/usr/share/i18n/locales is only documented in the source code, I think.
- The format of the character set and encoding definition files in
/usr/share/i18n/charmaps is standardized by POSIX:2001. These files (or, in GNU libc, the compiled version in
/usr/lib/locale/locale-archive) are used by the iconv programming and commmand line facility. Encoding conversions also rely on code in
/usr/lib/gconv/*.so. The Gnu libc manual documents how to write your own gconv module, though that section contains the text “This information should be sufficient to write new modules. Anybody doing so should also take a look at the available source code in the GNU C library sources.”.

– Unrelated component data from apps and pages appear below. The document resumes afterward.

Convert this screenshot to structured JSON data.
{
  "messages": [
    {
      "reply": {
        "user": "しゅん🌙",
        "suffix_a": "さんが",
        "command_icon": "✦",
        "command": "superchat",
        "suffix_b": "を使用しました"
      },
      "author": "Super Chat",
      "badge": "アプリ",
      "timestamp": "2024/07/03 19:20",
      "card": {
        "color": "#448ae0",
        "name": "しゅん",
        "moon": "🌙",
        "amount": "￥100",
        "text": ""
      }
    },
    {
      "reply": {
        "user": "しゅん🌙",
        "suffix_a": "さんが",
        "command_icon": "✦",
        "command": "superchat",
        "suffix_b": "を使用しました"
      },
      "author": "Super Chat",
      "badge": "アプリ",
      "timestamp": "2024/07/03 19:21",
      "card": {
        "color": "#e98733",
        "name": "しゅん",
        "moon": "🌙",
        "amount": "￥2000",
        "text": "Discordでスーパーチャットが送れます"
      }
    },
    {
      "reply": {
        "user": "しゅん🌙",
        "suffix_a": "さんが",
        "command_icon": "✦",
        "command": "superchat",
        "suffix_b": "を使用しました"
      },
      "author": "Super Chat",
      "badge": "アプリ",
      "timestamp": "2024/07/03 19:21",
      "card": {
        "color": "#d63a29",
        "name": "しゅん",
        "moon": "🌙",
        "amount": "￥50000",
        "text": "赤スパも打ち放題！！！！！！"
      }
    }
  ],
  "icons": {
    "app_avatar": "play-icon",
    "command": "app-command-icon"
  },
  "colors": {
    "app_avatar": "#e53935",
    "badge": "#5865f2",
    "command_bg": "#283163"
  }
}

- Message catalogs get special treatment because each application comes with its own set. Message catalogs live in
/usr/share/locale/*/LC_MESSAGES. The manual contains documentation for application writers. GNU libc supports both the POSIX interface
catgets and the more powerful gettext interface.
Written languages are indeed very complicated, even if you don't stray far from English. Are the French and German
ü the same character (is a “tréma” exactly the same as an “umlaut”, and does it matter that French and German printers typeset the accent at a slightly different height)? What is the uppercase of
İ in Turkish)? Does
Ö transliterate to
O if you only have ASCII (in German, it's
OE)? Where is
Ä sorted in a dictionary (in Swedish, it's after
Z)? And that's just a few examples with European languages written in the latin alphabet! The Unicode mailing list has a lot of examples and sometimes heated discussions on such topics.